Pick out each line with the word "power" from the material that follows.

--------

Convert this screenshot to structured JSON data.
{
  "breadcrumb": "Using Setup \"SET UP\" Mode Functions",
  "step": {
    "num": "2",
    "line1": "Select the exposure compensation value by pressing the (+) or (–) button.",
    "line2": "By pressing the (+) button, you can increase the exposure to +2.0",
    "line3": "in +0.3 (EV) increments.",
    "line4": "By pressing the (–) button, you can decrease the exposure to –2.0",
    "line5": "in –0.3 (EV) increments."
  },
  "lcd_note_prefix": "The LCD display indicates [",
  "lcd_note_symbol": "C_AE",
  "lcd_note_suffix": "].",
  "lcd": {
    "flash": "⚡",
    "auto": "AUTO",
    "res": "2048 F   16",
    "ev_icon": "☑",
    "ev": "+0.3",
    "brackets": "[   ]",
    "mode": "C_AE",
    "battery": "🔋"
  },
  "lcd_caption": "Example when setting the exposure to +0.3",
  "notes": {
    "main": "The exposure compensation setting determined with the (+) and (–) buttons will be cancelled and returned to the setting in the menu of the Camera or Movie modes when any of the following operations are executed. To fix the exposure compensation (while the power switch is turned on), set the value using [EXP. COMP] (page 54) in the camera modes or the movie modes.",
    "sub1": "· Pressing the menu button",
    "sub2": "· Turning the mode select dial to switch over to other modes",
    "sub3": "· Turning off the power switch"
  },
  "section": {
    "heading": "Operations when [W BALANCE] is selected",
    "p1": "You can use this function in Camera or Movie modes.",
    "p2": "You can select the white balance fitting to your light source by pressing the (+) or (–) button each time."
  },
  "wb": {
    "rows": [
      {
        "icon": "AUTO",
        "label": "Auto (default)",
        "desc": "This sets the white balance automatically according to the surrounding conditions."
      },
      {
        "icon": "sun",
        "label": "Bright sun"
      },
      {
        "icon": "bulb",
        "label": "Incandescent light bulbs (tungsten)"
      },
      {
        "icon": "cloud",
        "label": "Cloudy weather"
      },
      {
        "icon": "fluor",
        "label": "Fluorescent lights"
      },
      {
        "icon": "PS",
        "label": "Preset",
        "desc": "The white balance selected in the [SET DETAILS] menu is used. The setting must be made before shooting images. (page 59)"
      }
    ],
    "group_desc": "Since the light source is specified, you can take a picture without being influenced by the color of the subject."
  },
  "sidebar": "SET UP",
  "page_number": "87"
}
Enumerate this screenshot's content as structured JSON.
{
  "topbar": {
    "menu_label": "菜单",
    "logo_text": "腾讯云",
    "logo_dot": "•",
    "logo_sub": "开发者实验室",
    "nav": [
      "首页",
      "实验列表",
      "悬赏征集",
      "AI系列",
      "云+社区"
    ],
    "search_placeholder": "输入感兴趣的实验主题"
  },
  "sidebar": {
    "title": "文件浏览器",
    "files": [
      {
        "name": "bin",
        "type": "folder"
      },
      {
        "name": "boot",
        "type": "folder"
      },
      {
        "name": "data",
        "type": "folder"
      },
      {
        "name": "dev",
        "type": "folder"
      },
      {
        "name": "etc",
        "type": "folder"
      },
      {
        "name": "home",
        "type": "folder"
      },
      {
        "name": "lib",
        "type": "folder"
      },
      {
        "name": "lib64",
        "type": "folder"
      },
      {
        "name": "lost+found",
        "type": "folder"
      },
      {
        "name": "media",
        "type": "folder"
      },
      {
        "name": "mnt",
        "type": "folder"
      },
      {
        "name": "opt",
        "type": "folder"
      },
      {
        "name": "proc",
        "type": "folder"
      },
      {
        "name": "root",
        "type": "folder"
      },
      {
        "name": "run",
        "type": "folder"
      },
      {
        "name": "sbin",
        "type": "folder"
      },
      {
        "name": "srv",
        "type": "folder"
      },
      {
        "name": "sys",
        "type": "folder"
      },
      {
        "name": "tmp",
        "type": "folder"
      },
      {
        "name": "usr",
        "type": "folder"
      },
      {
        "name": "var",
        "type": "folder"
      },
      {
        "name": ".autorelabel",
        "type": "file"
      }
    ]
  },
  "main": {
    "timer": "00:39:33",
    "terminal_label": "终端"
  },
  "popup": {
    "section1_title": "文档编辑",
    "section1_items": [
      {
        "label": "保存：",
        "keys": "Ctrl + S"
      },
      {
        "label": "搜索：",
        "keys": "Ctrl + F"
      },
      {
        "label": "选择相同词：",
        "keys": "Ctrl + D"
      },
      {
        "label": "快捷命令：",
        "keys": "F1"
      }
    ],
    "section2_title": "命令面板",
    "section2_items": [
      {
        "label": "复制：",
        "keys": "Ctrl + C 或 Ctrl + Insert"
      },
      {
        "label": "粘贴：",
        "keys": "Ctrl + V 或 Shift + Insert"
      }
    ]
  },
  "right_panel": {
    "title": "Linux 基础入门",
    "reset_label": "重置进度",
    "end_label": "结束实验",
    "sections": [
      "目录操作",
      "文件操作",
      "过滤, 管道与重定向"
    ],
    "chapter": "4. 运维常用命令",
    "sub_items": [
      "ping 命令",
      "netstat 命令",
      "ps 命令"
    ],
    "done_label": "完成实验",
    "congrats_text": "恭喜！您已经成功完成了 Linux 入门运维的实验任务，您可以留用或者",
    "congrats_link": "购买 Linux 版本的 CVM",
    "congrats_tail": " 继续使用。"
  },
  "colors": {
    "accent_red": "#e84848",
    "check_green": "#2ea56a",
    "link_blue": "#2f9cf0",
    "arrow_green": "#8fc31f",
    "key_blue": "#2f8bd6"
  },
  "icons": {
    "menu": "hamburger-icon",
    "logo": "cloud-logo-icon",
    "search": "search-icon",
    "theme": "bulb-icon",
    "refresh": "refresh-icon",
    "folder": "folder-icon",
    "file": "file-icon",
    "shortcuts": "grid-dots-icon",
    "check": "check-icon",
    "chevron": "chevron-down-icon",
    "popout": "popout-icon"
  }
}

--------

# Answer to the exercise
    "main": "The exposure compensation setting determined with the (+) and (–) buttons will be cancelled and returned to the setting in the menu of the Camera or Movie modes when any of the following operations are executed. To fix the exposure compensation (while the power switch is turned on), set the value using [EXP. COMP] (page 54) in the camera modes or the movie modes.",
    "sub3": "· Turning off the power switch"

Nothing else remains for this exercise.